In my opinion, today was one of the best days of the trip so far. This morning I woke up and was immediately in the daily grind. I quickly packed my things and headed upstairs. The very first thing I looked at was the coffee pot. It was empty but there was a slight drip indicating that a new pot of my favorite morning drink, that I am usually so deprived of, was brewing. I then looked around and ate a few pieces of turkey bacon and half of a bagel smothered in cream cheese. I poured my coffee and indulged. Then we packed our things and thanked the Bowles for their great Southern hospitality and we set off. We picked up the girls from the other house a few miles away and got on the road towards Bob Evans to meet Larry Gibson. We waited for close to thirty minutes and he did not show. We then called him and he said that he was not going to meet us at Bob Evans and we would instead meet him at his house.

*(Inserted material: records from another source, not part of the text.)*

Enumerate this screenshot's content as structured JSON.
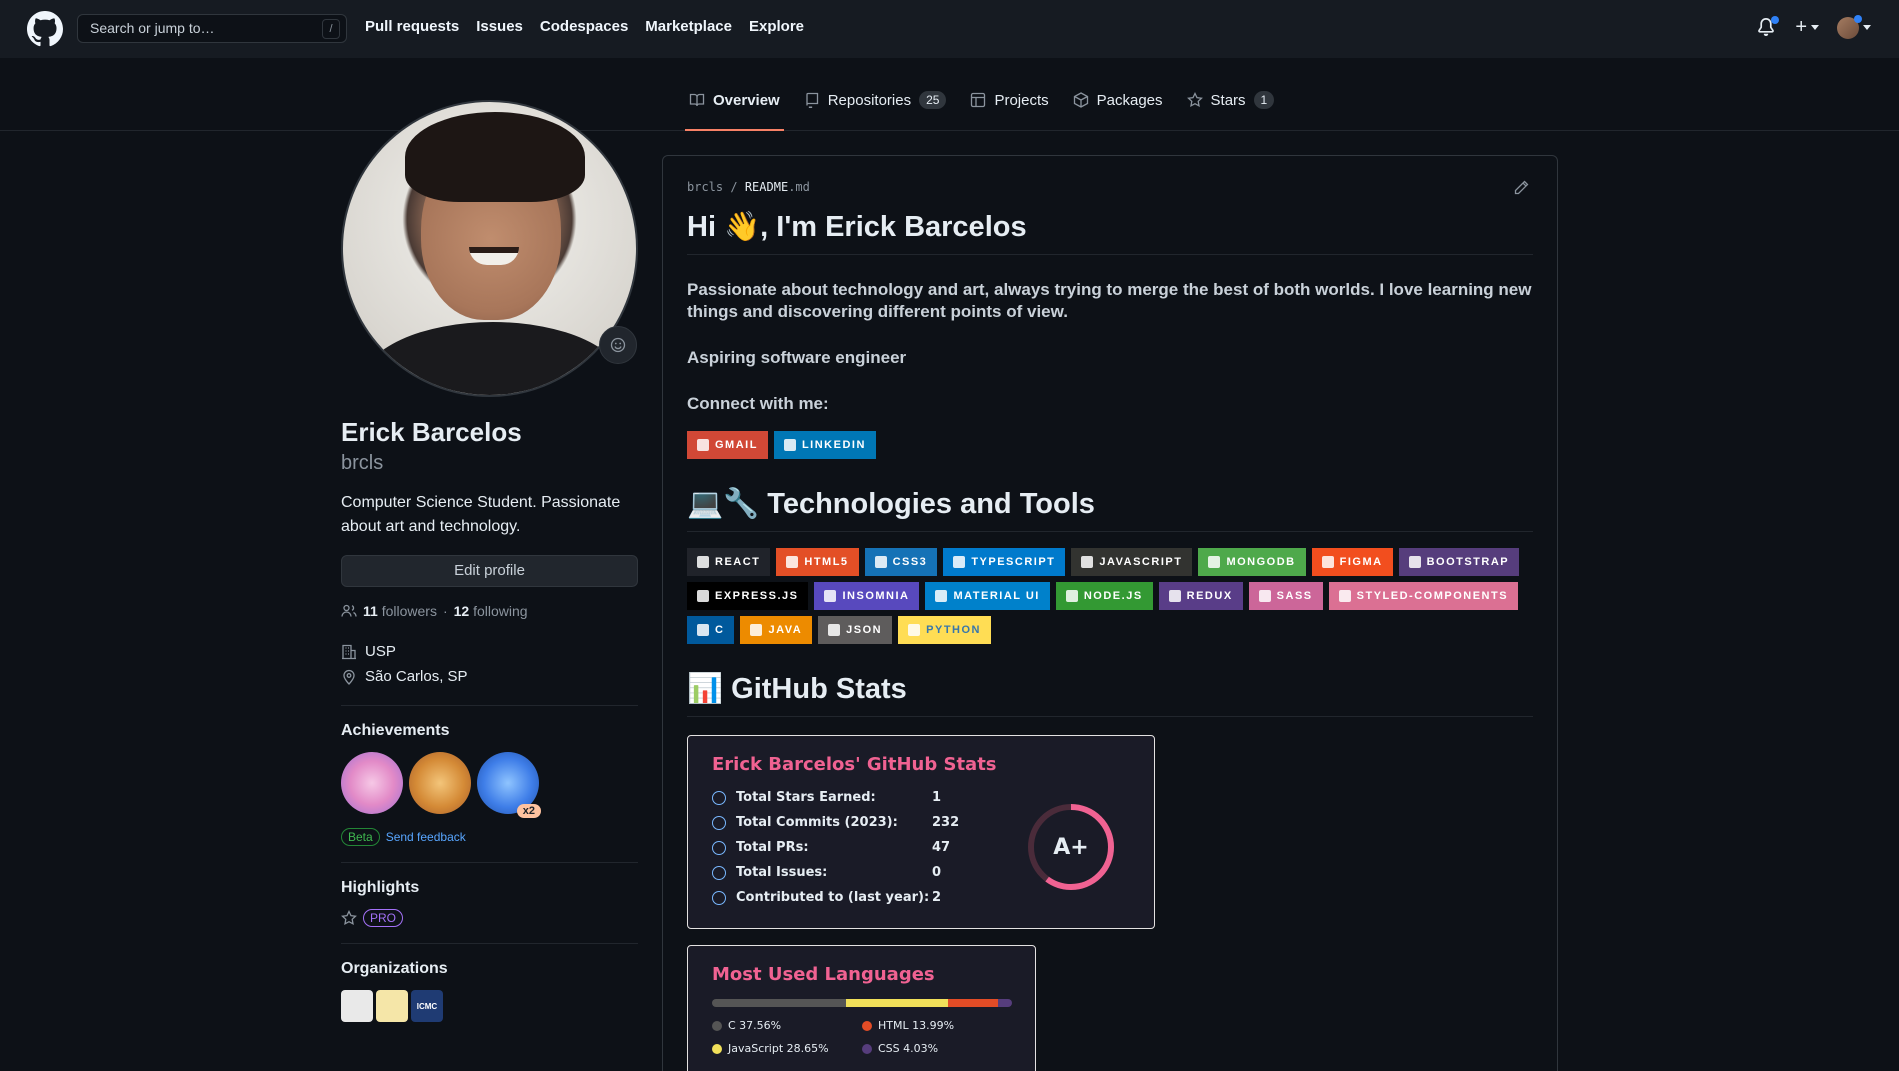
{
  "topbar": {
    "search_placeholder": "Search or jump to…",
    "search_shortcut": "/",
    "nav": [
      "Pull requests",
      "Issues",
      "Codespaces",
      "Marketplace",
      "Explore"
    ],
    "plus_label": "+"
  },
  "tabs": [
    {
      "label": "Overview",
      "icon": "book-icon"
    },
    {
      "label": "Repositories",
      "icon": "repo-icon",
      "count": "25"
    },
    {
      "label": "Projects",
      "icon": "table-icon"
    },
    {
      "label": "Packages",
      "icon": "package-icon"
    },
    {
      "label": "Stars",
      "icon": "star-icon",
      "count": "1"
    }
  ],
  "profile": {
    "name": "Erick Barcelos",
    "login": "brcls",
    "bio": "Computer Science Student. Passionate about art and technology.",
    "edit_label": "Edit profile",
    "followers_count": "11",
    "followers_label": "followers",
    "separator": "·",
    "following_count": "12",
    "following_label": "following",
    "org": "USP",
    "location": "São Carlos, SP"
  },
  "sidebar": {
    "achievements_title": "Achievements",
    "achievement_multiplier": "x2",
    "beta_label": "Beta",
    "feedback_label": "Send feedback",
    "highlights_title": "Highlights",
    "pro_label": "PRO",
    "organizations_title": "Organizations",
    "org3_text": "ICMC"
  },
  "readme": {
    "owner": "brcls",
    "slash": "/",
    "file_base": "README",
    "file_ext": ".md",
    "title": "Hi 👋, I'm Erick Barcelos",
    "intro": "Passionate about technology and art, always trying to merge the best of both worlds. I love learning new things and discovering different points of view.",
    "aspiring": "Aspiring software engineer",
    "connect": "Connect with me:",
    "connect_badges": [
      {
        "label": "GMAIL",
        "color": "#D14836"
      },
      {
        "label": "LINKEDIN",
        "color": "#0077B5"
      }
    ],
    "tech_title": "💻🔧 Technologies and Tools",
    "tech_badges": [
      {
        "label": "REACT",
        "color": "#20232a"
      },
      {
        "label": "HTML5",
        "color": "#E34F26"
      },
      {
        "label": "CSS3",
        "color": "#1572B6"
      },
      {
        "label": "TYPESCRIPT",
        "color": "#007ACC"
      },
      {
        "label": "JAVASCRIPT",
        "color": "#323330"
      },
      {
        "label": "MONGODB",
        "color": "#4ea94b"
      },
      {
        "label": "FIGMA",
        "color": "#F24E1E"
      },
      {
        "label": "BOOTSTRAP",
        "color": "#563D7C"
      },
      {
        "label": "EXPRESS.JS",
        "color": "#000000"
      },
      {
        "label": "INSOMNIA",
        "color": "#5849be"
      },
      {
        "label": "MATERIAL UI",
        "color": "#0081CB"
      },
      {
        "label": "NODE.JS",
        "color": "#339933"
      },
      {
        "label": "REDUX",
        "color": "#593d88"
      },
      {
        "label": "SASS",
        "color": "#CC6699"
      },
      {
        "label": "STYLED-COMPONENTS",
        "color": "#DB7093"
      },
      {
        "label": "C",
        "color": "#00599C"
      },
      {
        "label": "JAVA",
        "color": "#ED8B00"
      },
      {
        "label": "JSON",
        "color": "#5E5C5C"
      },
      {
        "label": "PYTHON",
        "color": "#ffdd54"
      }
    ],
    "stats_title": "📊 GitHub Stats"
  },
  "stats_card": {
    "title": "Erick Barcelos' GitHub Stats",
    "rows": [
      {
        "label": "Total Stars Earned:",
        "value": "1"
      },
      {
        "label": "Total Commits (2023):",
        "value": "232"
      },
      {
        "label": "Total PRs:",
        "value": "47"
      },
      {
        "label": "Total Issues:",
        "value": "0"
      },
      {
        "label": "Contributed to (last year):",
        "value": "2"
      }
    ],
    "grade": "A+"
  },
  "lang_card": {
    "title": "Most Used Languages",
    "languages": [
      {
        "name": "C",
        "percent": 37.56,
        "label": "C 37.56%",
        "color": "#555555"
      },
      {
        "name": "JavaScript",
        "percent": 28.65,
        "label": "JavaScript 28.65%",
        "color": "#f1e05a"
      },
      {
        "name": "HTML",
        "percent": 13.99,
        "label": "HTML 13.99%",
        "color": "#e34c26"
      },
      {
        "name": "CSS",
        "percent": 4.03,
        "label": "CSS 4.03%",
        "color": "#563d7c"
      }
    ]
  }
}
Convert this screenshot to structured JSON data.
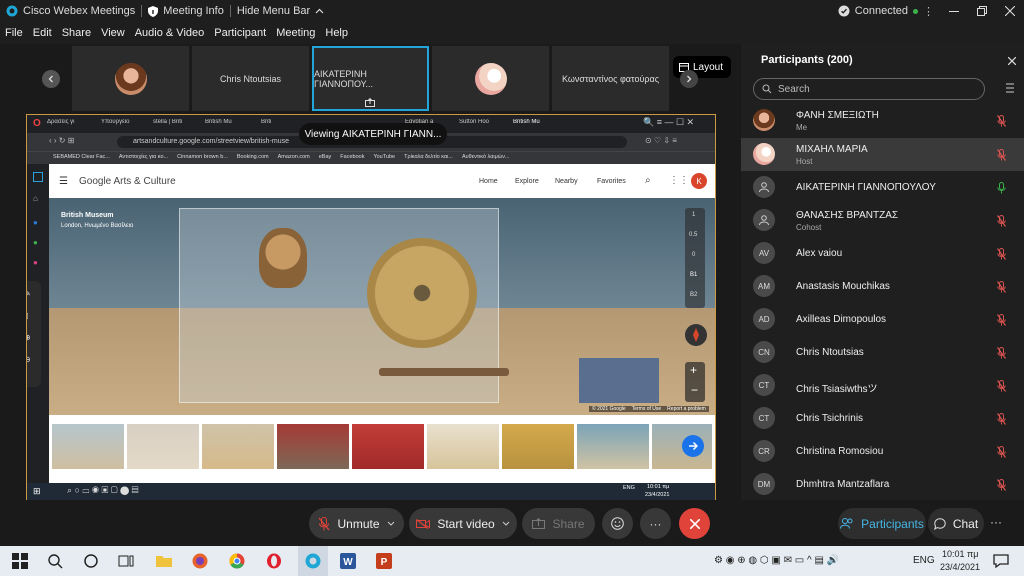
{
  "titlebar": {
    "app": "Cisco Webex Meetings",
    "info": "Meeting Info",
    "hide": "Hide Menu Bar",
    "status": "Connected"
  },
  "menu": [
    "File",
    "Edit",
    "Share",
    "View",
    "Audio & Video",
    "Participant",
    "Meeting",
    "Help"
  ],
  "strip": {
    "tiles": [
      "",
      "Chris Ntoutsias",
      "ΑΙΚΑΤΕΡΙΝΗ ΓΙΑΝΝΟΠΟΥ...",
      "",
      "Κωνσταντίνος φατούρας"
    ],
    "layout": "Layout"
  },
  "share": {
    "viewing": "Viewing ΑΙΚΑΤΕΡΙΝΗ ΓΙΑΝΝ...",
    "tabs": [
      "Δράσεις γι",
      "Υπουργείο",
      "stella | Briti",
      "British Mu",
      "Briti",
      "Egyptian a",
      "Sutton Hoo",
      "British Mu"
    ],
    "url": "artsandculture.google.com/streetview/british-muse",
    "bookmarks": [
      "SEBAMED Clear Fac...",
      "Αντιστοιχίες για κο...",
      "Cinnamon brown b...",
      "Booking.com",
      "Amazon.com",
      "eBay",
      "Facebook",
      "YouTube",
      "Τρίκαλα δελτίο και...",
      "Αυθεντικό λαιμών..."
    ],
    "site": {
      "brand": "Google Arts & Culture",
      "nav": [
        "Home",
        "Explore",
        "Nearby",
        "Favorites"
      ],
      "avatar": "K",
      "museum": "British Museum",
      "location": "London, Ηνωμένο Βασίλειο",
      "levels": [
        "1",
        "0.5",
        "0",
        "B1",
        "B2"
      ],
      "footer": [
        "© 2021 Google",
        "Terms of Use",
        "Report a problem"
      ]
    },
    "taskbar": {
      "lang": "ENG",
      "time": "10:01 πμ",
      "date": "23/4/2021"
    }
  },
  "participants": {
    "title": "Participants (200)",
    "search": "Search",
    "list": [
      {
        "name": "ΦΑΝΗ ΣΜΕΞΙΩΤΗ",
        "role": "Me",
        "initials": ""
      },
      {
        "name": "ΜΙΧΑΗΛ ΜΑΡΙΑ",
        "role": "Host",
        "initials": ""
      },
      {
        "name": "ΑΙΚΑΤΕΡΙΝΗ ΓΙΑΝΝΟΠΟΥΛΟΥ",
        "role": "",
        "initials": ""
      },
      {
        "name": "ΘΑΝΑΣΗΣ ΒΡΑΝΤΖΑΣ",
        "role": "Cohost",
        "initials": ""
      },
      {
        "name": "Alex vaiou",
        "role": "",
        "initials": "AV"
      },
      {
        "name": "Anastasis Mouchikas",
        "role": "",
        "initials": "AM"
      },
      {
        "name": "Axilleas Dimopoulos",
        "role": "",
        "initials": "AD"
      },
      {
        "name": "Chris Ntoutsias",
        "role": "",
        "initials": "CN"
      },
      {
        "name": "Chris Tsiasiwthsツ",
        "role": "",
        "initials": "CT"
      },
      {
        "name": "Chris Tsichrinis",
        "role": "",
        "initials": "CT"
      },
      {
        "name": "Christina Romosiou",
        "role": "",
        "initials": "CR"
      },
      {
        "name": "Dhmhtra Mantzaflara",
        "role": "",
        "initials": "DM"
      }
    ]
  },
  "controls": {
    "unmute": "Unmute",
    "video": "Start video",
    "share": "Share",
    "participants": "Participants",
    "chat": "Chat"
  },
  "taskbar": {
    "lang": "ENG",
    "time": "10:01 πμ",
    "date": "23/4/2021"
  },
  "colors": {
    "accent": "#22a6d9",
    "red": "#e0433a",
    "muted": "#d9534f",
    "green": "#3cb34a"
  }
}
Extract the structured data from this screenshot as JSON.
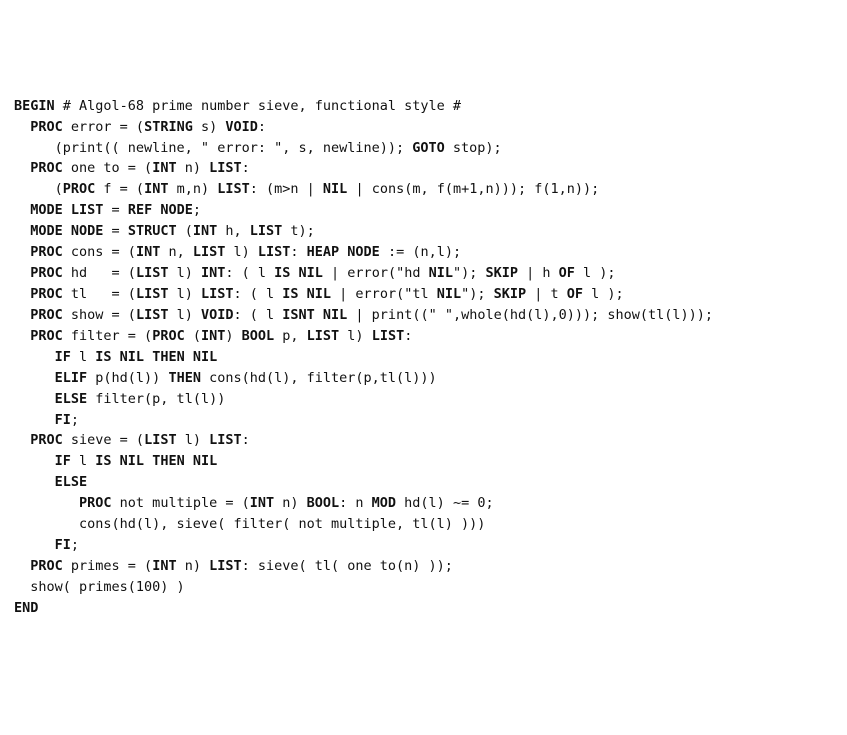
{
  "code": {
    "tokens": [
      [
        [
          "k",
          "BEGIN"
        ],
        [
          "p",
          " # Algol-68 prime number sieve, functional style #"
        ]
      ],
      [
        [
          "p",
          ""
        ]
      ],
      [
        [
          "p",
          "  "
        ],
        [
          "k",
          "PROC"
        ],
        [
          "p",
          " error = ("
        ],
        [
          "k",
          "STRING"
        ],
        [
          "p",
          " s) "
        ],
        [
          "k",
          "VOID"
        ],
        [
          "p",
          ":"
        ]
      ],
      [
        [
          "p",
          "     (print(( newline, \" error: \", s, newline)); "
        ],
        [
          "k",
          "GOTO"
        ],
        [
          "p",
          " stop);"
        ]
      ],
      [
        [
          "p",
          "  "
        ],
        [
          "k",
          "PROC"
        ],
        [
          "p",
          " one to = ("
        ],
        [
          "k",
          "INT"
        ],
        [
          "p",
          " n) "
        ],
        [
          "k",
          "LIST"
        ],
        [
          "p",
          ":"
        ]
      ],
      [
        [
          "p",
          "     ("
        ],
        [
          "k",
          "PROC"
        ],
        [
          "p",
          " f = ("
        ],
        [
          "k",
          "INT"
        ],
        [
          "p",
          " m,n) "
        ],
        [
          "k",
          "LIST"
        ],
        [
          "p",
          ": (m>n | "
        ],
        [
          "k",
          "NIL"
        ],
        [
          "p",
          " | cons(m, f(m+1,n))); f(1,n));"
        ]
      ],
      [
        [
          "p",
          ""
        ]
      ],
      [
        [
          "p",
          "  "
        ],
        [
          "k",
          "MODE LIST"
        ],
        [
          "p",
          " = "
        ],
        [
          "k",
          "REF NODE"
        ],
        [
          "p",
          ";"
        ]
      ],
      [
        [
          "p",
          "  "
        ],
        [
          "k",
          "MODE NODE"
        ],
        [
          "p",
          " = "
        ],
        [
          "k",
          "STRUCT"
        ],
        [
          "p",
          " ("
        ],
        [
          "k",
          "INT"
        ],
        [
          "p",
          " h, "
        ],
        [
          "k",
          "LIST"
        ],
        [
          "p",
          " t);"
        ]
      ],
      [
        [
          "p",
          "  "
        ],
        [
          "k",
          "PROC"
        ],
        [
          "p",
          " cons = ("
        ],
        [
          "k",
          "INT"
        ],
        [
          "p",
          " n, "
        ],
        [
          "k",
          "LIST"
        ],
        [
          "p",
          " l) "
        ],
        [
          "k",
          "LIST"
        ],
        [
          "p",
          ": "
        ],
        [
          "k",
          "HEAP NODE"
        ],
        [
          "p",
          " := (n,l);"
        ]
      ],
      [
        [
          "p",
          "  "
        ],
        [
          "k",
          "PROC"
        ],
        [
          "p",
          " hd   = ("
        ],
        [
          "k",
          "LIST"
        ],
        [
          "p",
          " l) "
        ],
        [
          "k",
          "INT"
        ],
        [
          "p",
          ": ( l "
        ],
        [
          "k",
          "IS NIL"
        ],
        [
          "p",
          " | error(\"hd "
        ],
        [
          "k",
          "NIL"
        ],
        [
          "p",
          "\"); "
        ],
        [
          "k",
          "SKIP"
        ],
        [
          "p",
          " | h "
        ],
        [
          "k",
          "OF"
        ],
        [
          "p",
          " l );"
        ]
      ],
      [
        [
          "p",
          "  "
        ],
        [
          "k",
          "PROC"
        ],
        [
          "p",
          " tl   = ("
        ],
        [
          "k",
          "LIST"
        ],
        [
          "p",
          " l) "
        ],
        [
          "k",
          "LIST"
        ],
        [
          "p",
          ": ( l "
        ],
        [
          "k",
          "IS NIL"
        ],
        [
          "p",
          " | error(\"tl "
        ],
        [
          "k",
          "NIL"
        ],
        [
          "p",
          "\"); "
        ],
        [
          "k",
          "SKIP"
        ],
        [
          "p",
          " | t "
        ],
        [
          "k",
          "OF"
        ],
        [
          "p",
          " l );"
        ]
      ],
      [
        [
          "p",
          "  "
        ],
        [
          "k",
          "PROC"
        ],
        [
          "p",
          " show = ("
        ],
        [
          "k",
          "LIST"
        ],
        [
          "p",
          " l) "
        ],
        [
          "k",
          "VOID"
        ],
        [
          "p",
          ": ( l "
        ],
        [
          "k",
          "ISNT NIL"
        ],
        [
          "p",
          " | print((\" \",whole(hd(l),0))); show(tl(l)));"
        ]
      ],
      [
        [
          "p",
          ""
        ]
      ],
      [
        [
          "p",
          "  "
        ],
        [
          "k",
          "PROC"
        ],
        [
          "p",
          " filter = ("
        ],
        [
          "k",
          "PROC"
        ],
        [
          "p",
          " ("
        ],
        [
          "k",
          "INT"
        ],
        [
          "p",
          ") "
        ],
        [
          "k",
          "BOOL"
        ],
        [
          "p",
          " p, "
        ],
        [
          "k",
          "LIST"
        ],
        [
          "p",
          " l) "
        ],
        [
          "k",
          "LIST"
        ],
        [
          "p",
          ":"
        ]
      ],
      [
        [
          "p",
          "     "
        ],
        [
          "k",
          "IF"
        ],
        [
          "p",
          " l "
        ],
        [
          "k",
          "IS NIL THEN NIL"
        ]
      ],
      [
        [
          "p",
          "     "
        ],
        [
          "k",
          "ELIF"
        ],
        [
          "p",
          " p(hd(l)) "
        ],
        [
          "k",
          "THEN"
        ],
        [
          "p",
          " cons(hd(l), filter(p,tl(l)))"
        ]
      ],
      [
        [
          "p",
          "     "
        ],
        [
          "k",
          "ELSE"
        ],
        [
          "p",
          " filter(p, tl(l))"
        ]
      ],
      [
        [
          "p",
          "     "
        ],
        [
          "k",
          "FI"
        ],
        [
          "p",
          ";"
        ]
      ],
      [
        [
          "p",
          ""
        ]
      ],
      [
        [
          "p",
          "  "
        ],
        [
          "k",
          "PROC"
        ],
        [
          "p",
          " sieve = ("
        ],
        [
          "k",
          "LIST"
        ],
        [
          "p",
          " l) "
        ],
        [
          "k",
          "LIST"
        ],
        [
          "p",
          ":"
        ]
      ],
      [
        [
          "p",
          "     "
        ],
        [
          "k",
          "IF"
        ],
        [
          "p",
          " l "
        ],
        [
          "k",
          "IS NIL THEN NIL"
        ]
      ],
      [
        [
          "p",
          "     "
        ],
        [
          "k",
          "ELSE"
        ]
      ],
      [
        [
          "p",
          "        "
        ],
        [
          "k",
          "PROC"
        ],
        [
          "p",
          " not multiple = ("
        ],
        [
          "k",
          "INT"
        ],
        [
          "p",
          " n) "
        ],
        [
          "k",
          "BOOL"
        ],
        [
          "p",
          ": n "
        ],
        [
          "k",
          "MOD"
        ],
        [
          "p",
          " hd(l) ~= 0;"
        ]
      ],
      [
        [
          "p",
          "        cons(hd(l), sieve( filter( not multiple, tl(l) )))"
        ]
      ],
      [
        [
          "p",
          "     "
        ],
        [
          "k",
          "FI"
        ],
        [
          "p",
          ";"
        ]
      ],
      [
        [
          "p",
          ""
        ]
      ],
      [
        [
          "p",
          "  "
        ],
        [
          "k",
          "PROC"
        ],
        [
          "p",
          " primes = ("
        ],
        [
          "k",
          "INT"
        ],
        [
          "p",
          " n) "
        ],
        [
          "k",
          "LIST"
        ],
        [
          "p",
          ": sieve( tl( one to(n) ));"
        ]
      ],
      [
        [
          "p",
          ""
        ]
      ],
      [
        [
          "p",
          "  show( primes(100) )"
        ]
      ],
      [
        [
          "k",
          "END"
        ]
      ]
    ]
  }
}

If stress was a bomb we had Hiroshima dropped on us. We then headed to Larry’s house. When we got off the highway the roads were covered in coal trucks hauling the evil black substance to the nearest power plant. We drove for at least thirty minutes until the road became gravel. We continued for another fifteen minutes and we began to really see destruction and snow - lots of it. Fairly quickly our two wheel drive bus got stuck. We had chains and now it was a matter of getting them on. We had two shovels in the car and it was time to dig.
That is more snow than I have ever seen at less than two thousand feet elevation. On the right side of the bus there was close to two feet!
Eventually, we got out of the snow drift and made it up to Larry Gibson’s house. We finally got inside of his small but cozy cabin and he began speaking to us. I found myself in awe of what he said he had more passion when he was speaking than any four men that I know. His thick, rough accent gave his ‘’speech’’ a whole new dimension. If I had to describe it in one word it would be BEAUTIFUL .
We then went to what Larry calls Hells Gate and for a reason if I had to describe in one word what I saw there it would be HORRENDOUS. I think most will agree.
That mountain used to be higher than the place we were standing. There were two people that we met with and we went to a restaurant that I thought would be close but it was nearly an hour away we went into this local diner and the woman almost got mad at us because we were ordering very large burgers and when Aristide who is relatively small ordered the largest thing on the menu the woman popped her hip and said in a thick accent, "Do you even know what a mountain burger is? It is close to one half pound of beef!" He decided to go with the smaller cheese burger while Isaac and I decided to take the challenge of the mountain burger. It had been maybe eight hours since our last meal and I almost inhailed my burger and when Isaac did the same a different lady came out and said now y'all must be hiding half of those burgers. We shook our heads with satisfaction.
Once we left the diner we walked down the road to the Coal River Mountain Watch headquarters where a woman named Lorelei gave us a speech about her experience and about how Coal River Mountain Watch was trying to get a windfarm on coal mountain instead of blowing it up to get the coal. I thought that, that part was very interesting because about a week ago I watched a movie called Coal Country and a lady who was in the movie was at the Coal River Mountain Watch building. We then went and saw Marsh Fork Elementry School where 1200 feet above the school is a 2.8 billion gallon toxic sludge pond and the earthen dam could give way and wipe out the school. We drove for close to an hour and a half then we got to the church where we are sleeping and had a stir-fry dinner then I blogged and went to bed.